I grew up in the 60s and 70s after we had nearly poisoned them into extinction with DDT, so it’s still a thrill every time I see one.
Like it was yesterday, I can remember the first bald eagle I saw in the wild. It was at Ralph Stover State Park in Pennsylvania, near the Delaware River. A spring day. Late morning. Probably about 1978. My friend Chris Coffin was teaching me how to rock climb.
He always made fun of my caution on the rock, because he knew I was afraid of heights and only did this to practice confronting fear. He would tell me, “One of these days, you’re going to make one of those moves where you can’t go forward and you can’t go back and you’ll have no choice except to peel off.”
Well, it wasn’t that day. But I was on belay, a hundred or so feet above a stony creek with one foot wedged into a narrow crack and the other nosing around for a chip of rock big enough to carry my weight, when he calls out, “Hey. There’s an eagle.”
‘Where?” I yelled back. Since I tended to hug the rock, I had a very tight range of vision.
“To your right. Heading towards the river.”
By the time I worked my head around far enough to see, there wasn’t much left of him as he flapped and coasted off. Just the impression of a large-bodied dark bird with a hint of white head and tail washed out against the bright sky. And just like that, a milestone passed. I had seen an eagle.
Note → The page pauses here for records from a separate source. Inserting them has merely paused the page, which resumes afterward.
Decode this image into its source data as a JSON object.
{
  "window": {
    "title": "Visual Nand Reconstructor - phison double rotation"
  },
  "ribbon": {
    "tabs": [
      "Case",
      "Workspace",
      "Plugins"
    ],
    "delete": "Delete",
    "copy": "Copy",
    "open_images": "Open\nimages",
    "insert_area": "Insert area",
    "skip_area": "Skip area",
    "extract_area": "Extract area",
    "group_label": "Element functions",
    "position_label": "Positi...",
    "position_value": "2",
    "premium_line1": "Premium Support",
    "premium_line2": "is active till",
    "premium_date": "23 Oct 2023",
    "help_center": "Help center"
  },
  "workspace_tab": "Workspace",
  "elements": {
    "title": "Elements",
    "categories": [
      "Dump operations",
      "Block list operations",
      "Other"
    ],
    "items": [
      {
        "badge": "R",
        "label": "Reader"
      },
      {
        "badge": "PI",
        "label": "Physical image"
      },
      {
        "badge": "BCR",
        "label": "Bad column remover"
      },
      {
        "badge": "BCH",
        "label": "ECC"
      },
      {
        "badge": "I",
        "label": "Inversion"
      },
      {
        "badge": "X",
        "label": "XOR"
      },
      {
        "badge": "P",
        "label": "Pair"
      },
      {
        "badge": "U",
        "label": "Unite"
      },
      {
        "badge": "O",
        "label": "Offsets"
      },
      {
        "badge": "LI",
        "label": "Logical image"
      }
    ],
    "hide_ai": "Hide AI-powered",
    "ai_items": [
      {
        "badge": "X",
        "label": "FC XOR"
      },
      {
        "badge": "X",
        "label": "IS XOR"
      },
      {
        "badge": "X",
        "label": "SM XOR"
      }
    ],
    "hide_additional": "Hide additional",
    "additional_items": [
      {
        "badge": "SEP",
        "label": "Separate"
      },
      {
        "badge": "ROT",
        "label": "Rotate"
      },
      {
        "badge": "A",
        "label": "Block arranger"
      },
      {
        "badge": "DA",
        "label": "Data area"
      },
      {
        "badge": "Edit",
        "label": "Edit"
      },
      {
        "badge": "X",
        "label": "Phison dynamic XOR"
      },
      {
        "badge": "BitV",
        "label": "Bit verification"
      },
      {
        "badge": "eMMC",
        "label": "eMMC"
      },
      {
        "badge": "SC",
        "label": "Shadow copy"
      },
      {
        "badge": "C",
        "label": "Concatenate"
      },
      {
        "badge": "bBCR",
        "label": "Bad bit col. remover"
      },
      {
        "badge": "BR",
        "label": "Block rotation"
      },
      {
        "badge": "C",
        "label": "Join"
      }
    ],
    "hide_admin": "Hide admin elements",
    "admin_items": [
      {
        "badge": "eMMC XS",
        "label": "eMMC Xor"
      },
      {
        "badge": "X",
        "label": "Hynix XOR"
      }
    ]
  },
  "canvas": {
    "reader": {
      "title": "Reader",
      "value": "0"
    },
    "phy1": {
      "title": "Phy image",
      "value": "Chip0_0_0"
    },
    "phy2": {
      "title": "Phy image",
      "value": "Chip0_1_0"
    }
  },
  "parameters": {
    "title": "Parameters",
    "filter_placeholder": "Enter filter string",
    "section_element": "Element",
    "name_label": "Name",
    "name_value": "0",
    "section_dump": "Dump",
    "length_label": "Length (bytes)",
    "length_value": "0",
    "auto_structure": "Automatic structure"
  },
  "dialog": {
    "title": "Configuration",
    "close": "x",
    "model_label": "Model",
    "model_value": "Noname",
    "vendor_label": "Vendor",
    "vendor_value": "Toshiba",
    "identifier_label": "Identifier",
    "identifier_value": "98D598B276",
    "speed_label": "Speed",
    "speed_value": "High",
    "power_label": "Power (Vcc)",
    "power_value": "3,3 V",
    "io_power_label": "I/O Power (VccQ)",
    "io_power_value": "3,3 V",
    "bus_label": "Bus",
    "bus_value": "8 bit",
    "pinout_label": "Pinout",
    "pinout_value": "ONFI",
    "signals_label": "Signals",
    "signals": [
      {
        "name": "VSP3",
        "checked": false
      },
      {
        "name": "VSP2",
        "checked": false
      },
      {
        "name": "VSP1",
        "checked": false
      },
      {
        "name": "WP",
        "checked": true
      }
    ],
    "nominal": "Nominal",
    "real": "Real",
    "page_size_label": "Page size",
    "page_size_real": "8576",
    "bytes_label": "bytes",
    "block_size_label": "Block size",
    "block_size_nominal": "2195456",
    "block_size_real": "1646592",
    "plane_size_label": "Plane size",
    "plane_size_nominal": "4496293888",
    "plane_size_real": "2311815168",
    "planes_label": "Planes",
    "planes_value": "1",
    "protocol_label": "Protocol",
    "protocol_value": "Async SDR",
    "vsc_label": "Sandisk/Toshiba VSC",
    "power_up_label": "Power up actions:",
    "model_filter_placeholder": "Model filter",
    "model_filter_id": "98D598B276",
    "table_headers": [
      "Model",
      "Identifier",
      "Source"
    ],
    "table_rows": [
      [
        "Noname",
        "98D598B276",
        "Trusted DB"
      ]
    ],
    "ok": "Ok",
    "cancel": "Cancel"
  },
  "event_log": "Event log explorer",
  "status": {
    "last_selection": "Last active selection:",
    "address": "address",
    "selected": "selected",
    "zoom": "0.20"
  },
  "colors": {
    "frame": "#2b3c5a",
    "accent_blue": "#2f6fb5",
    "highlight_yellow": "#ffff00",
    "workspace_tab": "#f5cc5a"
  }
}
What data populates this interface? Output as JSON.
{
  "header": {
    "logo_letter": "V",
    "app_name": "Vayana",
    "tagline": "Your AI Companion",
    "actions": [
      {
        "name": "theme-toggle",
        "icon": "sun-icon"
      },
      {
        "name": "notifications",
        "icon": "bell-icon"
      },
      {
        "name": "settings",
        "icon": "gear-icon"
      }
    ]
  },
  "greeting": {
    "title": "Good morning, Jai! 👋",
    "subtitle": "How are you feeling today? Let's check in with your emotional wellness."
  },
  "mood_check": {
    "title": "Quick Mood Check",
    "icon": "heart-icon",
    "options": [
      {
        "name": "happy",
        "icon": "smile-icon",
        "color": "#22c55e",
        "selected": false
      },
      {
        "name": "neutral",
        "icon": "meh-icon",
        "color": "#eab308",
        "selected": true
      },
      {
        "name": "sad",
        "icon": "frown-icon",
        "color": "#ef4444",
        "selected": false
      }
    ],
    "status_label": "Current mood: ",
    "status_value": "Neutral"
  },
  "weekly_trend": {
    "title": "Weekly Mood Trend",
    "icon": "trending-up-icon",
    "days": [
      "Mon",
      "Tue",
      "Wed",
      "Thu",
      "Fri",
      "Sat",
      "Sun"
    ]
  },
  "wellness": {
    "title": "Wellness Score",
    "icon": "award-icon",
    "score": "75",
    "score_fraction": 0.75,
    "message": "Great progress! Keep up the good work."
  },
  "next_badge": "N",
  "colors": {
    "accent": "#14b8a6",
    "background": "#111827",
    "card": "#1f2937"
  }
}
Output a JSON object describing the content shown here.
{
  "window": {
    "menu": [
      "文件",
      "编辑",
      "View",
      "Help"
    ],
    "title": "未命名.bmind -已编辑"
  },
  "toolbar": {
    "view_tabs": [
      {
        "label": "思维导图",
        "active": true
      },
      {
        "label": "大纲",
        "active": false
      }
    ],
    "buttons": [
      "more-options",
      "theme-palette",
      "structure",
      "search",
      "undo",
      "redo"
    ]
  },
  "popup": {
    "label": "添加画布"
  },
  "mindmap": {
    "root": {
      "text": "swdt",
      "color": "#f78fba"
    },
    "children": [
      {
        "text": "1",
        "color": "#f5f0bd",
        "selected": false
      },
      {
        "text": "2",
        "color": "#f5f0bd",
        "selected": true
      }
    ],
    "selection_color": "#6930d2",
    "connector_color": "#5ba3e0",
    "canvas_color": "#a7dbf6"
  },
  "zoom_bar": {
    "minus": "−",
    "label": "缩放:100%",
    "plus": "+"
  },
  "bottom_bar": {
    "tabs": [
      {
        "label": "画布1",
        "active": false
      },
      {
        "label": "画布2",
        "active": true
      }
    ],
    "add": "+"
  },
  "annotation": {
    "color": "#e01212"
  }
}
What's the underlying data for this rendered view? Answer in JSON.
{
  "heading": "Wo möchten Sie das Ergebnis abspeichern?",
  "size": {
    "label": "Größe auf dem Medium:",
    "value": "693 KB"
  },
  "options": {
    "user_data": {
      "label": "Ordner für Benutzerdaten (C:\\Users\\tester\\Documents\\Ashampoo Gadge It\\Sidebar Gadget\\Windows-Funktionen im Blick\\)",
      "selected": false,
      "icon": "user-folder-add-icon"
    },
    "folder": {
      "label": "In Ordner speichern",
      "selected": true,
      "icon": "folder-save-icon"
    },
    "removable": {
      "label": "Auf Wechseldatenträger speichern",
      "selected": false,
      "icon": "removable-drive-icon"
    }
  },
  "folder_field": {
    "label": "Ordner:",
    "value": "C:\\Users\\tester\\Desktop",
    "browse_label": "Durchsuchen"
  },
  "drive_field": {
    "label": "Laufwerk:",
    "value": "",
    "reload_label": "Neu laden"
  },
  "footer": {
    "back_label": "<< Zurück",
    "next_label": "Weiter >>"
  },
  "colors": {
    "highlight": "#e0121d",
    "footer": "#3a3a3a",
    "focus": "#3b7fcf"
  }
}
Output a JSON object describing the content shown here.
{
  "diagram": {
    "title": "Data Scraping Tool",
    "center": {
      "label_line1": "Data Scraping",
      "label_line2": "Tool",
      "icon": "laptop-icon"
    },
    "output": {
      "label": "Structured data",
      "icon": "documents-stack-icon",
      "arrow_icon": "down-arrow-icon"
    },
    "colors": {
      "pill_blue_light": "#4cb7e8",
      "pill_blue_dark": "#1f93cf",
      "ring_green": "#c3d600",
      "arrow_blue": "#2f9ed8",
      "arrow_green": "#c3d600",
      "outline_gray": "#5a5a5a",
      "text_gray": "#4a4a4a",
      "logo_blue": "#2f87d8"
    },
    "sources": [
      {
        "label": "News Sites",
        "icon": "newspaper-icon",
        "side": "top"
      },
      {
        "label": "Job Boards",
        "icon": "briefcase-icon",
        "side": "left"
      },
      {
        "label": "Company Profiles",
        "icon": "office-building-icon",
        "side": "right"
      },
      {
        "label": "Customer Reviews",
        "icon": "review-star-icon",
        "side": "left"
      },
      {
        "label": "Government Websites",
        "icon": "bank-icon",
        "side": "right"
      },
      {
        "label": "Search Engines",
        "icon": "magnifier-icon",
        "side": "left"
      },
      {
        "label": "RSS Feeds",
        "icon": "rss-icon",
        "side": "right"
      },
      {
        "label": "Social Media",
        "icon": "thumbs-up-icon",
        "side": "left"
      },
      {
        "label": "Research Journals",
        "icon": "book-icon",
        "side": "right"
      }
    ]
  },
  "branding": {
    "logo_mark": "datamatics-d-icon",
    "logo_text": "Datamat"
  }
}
Chris was seven or eight years older than me. He’d been in the army. A Cold War tank commander in Germany who talked about watching and waiting for the Red Army to sweep across the Fulda Gap. Chris was like a big brother for a few years. Then I moved to Baltimore and we drifted apart.
Turns out he was one of the first hundred or so Americans killed in the Iraq war. When we think of soldiers killed in wartime, we’re inclined to think of young lives wasted too soon. Chris was an MP in the Army Reserve. He was in his early 50s. Seems like he was too old to die in a war.
I think of Chris Coffin pretty much every time I see an eagle.